On the surface, it does look like a minor facelift but there’s been some small tweaks to its successor – the Puma Future 2.1. For one the lacing options a more limited on the Future 2.1, especially in the forefoot area. Puma decided to fortify this area with a protective TPU skin. This isn’t a bad thing as we never got down to looping the laces to such an extent.
The midfoot area on the Future 2.1 has gotten softer out of the box as well which is a positive considering that the 18.1 needed a few games to fully break in the upper. The super comfortable evoKNIT sock has seen a change. The 18.1 had a stretchy material that goes through the midfoot that allows the boot to accommodate a wider foot. This material is now a lot higher up the boot which means that there’s less room for stretch on the 2.1 though it might help with lockdown.
Surprisingly, the 2.1 is a wee bit heavier than its predecessor weighing in at about 235g on my US 9.5 as opposed to the 220g on the 18.1.
Does lacing affect fit?

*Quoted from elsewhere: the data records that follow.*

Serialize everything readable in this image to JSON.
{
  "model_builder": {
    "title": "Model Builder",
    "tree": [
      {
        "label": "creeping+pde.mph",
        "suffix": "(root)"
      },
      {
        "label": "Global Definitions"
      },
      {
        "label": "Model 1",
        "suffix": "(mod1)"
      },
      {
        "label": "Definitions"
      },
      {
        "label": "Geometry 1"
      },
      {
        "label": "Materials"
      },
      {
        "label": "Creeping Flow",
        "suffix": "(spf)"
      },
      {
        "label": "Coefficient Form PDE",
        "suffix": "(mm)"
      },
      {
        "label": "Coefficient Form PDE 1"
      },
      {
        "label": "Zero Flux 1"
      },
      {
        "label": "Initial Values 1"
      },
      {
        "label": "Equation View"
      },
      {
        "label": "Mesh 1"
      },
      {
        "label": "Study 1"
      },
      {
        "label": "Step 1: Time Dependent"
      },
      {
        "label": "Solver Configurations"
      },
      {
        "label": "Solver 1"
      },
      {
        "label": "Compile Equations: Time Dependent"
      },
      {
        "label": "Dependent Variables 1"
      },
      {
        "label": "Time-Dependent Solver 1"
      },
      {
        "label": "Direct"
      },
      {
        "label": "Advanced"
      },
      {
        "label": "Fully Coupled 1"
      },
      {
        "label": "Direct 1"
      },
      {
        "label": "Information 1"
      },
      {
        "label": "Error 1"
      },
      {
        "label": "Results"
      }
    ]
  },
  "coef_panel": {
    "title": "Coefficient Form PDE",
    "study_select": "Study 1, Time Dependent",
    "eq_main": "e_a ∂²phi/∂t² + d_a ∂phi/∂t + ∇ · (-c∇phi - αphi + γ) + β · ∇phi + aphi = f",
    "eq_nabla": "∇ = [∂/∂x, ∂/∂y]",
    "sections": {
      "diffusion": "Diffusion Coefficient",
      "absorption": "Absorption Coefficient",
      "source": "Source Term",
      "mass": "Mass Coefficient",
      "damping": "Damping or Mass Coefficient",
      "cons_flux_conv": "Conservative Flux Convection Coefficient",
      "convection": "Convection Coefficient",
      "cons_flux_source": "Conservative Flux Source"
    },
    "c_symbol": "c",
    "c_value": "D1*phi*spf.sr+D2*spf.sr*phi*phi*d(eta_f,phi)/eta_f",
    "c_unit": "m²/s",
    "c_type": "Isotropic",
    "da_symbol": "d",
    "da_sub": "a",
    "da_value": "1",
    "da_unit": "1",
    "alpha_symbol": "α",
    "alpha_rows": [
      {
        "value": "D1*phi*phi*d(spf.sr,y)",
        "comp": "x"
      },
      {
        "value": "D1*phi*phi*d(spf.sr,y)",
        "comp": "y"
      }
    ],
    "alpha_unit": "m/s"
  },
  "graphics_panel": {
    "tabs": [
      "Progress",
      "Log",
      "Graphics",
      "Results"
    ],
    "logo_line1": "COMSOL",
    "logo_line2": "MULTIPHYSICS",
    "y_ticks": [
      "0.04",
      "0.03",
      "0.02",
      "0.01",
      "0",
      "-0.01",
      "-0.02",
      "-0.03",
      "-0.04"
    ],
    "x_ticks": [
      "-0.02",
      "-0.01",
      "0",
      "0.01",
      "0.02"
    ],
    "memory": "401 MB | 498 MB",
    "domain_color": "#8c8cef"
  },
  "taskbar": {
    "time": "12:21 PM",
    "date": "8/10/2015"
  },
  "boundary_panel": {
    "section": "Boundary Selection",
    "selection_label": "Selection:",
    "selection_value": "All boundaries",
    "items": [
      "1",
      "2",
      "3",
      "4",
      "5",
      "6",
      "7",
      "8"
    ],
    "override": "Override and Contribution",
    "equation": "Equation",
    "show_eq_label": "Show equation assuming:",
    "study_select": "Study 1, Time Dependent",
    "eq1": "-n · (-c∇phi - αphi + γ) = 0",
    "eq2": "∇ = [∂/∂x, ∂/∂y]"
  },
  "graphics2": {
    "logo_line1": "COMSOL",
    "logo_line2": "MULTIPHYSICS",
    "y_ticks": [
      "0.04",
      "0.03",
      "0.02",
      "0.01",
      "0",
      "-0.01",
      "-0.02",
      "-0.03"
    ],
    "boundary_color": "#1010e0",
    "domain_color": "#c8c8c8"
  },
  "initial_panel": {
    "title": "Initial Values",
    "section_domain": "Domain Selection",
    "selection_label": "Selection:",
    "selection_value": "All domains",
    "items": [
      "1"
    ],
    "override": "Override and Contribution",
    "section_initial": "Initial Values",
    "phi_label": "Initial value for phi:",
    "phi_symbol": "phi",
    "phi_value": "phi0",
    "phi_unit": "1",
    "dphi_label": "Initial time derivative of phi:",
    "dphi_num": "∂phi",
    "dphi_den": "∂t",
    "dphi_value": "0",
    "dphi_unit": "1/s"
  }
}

Overall, do not expect a dramatically different fit just because you’ve managed to change the lacing structure. Despite having 2 different configurations on feet, the fit did not vary too much for both sides. Approximately 80% of the fit is based on the boot’s structure and evoKNIT sock while there is some room for a slightly different feel based on your lacing. If the boot is too tight or loose when you’re trying them on, don’t expect a change in lace pattern to magically change the fit. Do try other sizes that fit you better.
For the most part, I do feel that the regular lace configuration that comes out of the box is sufficient for most players and would not require much re-lacing. Still, it’s a cool feature if you’re keen on creating elaborate patterns on your boot.
Looking into the Future
On the ball, the Puma Future 2.1 feels…. just alright but not special. The upper feels a little plasticky (especially around the area with the TPU layer) and slightly padded but it lacks a unique touch and feel about it. We’ve had plush leather and even soft knitted uppers which carry their own range of sensations. The upper for the Future doesn’t feel bad but for a steep starting price of S$299+, I was expecting a bit more from the Netfit upper. This is obviously subjective but striking and passing the ball felt a bit dull for my liking.
Readers have also asked if the Netfit upper would tear easily if stepped on by another studded boot. We’ve not faced such issues and we’re quite sure that the Netfit material is quite strong. It helps that the net hugs the upper quite closely so as to avoid any loose spaces – reducing the change of a stud getting in there in a 1-on-1 situation.
The boot was relatively comfortable with a synthetic suede liner around the heel area which alleviated any possibility of blisters. The soleplate, however, was a mixed bag when it came to comfort. They are marketed as FG/AG but they look to be more suited to FG than AG due to its length. They’re a mix of bladed and conical studs to provide a mix traction in the midfoot area with mobility in the forefoot respectively. I did notice some stud pressure on AG surfaces and would have needed another few games to get used to the stud configuration.
A Bright Future for Puma
All in all, the Puma Future 2.1 is boot with excellent potential. I feel that future iterations (pun unintended) of the boot should come slightly lighter and with a thinner knitted upper to reduce the dull sensations of the plasticky surface. The studs can be modified to work equally well on FG and AG surfaces like the boots from adidas.
That said, the current boot is still pretty good. The design is sleek and narrow enough to be labelled a speed boot and Puma’s spin on the lacing concept helps it stand out further in. The Future is one of the coolest looking boots to have launched in the market, which is no mean feat. It was very brave of Puma to eradicate their Evospeed line for this but their courage has certainly paid off. Puma’s relevant again and we hope this allows the big cat to kick on.
Their next goal? To make the Puma Future look and feel not just “good”, but to be truly special.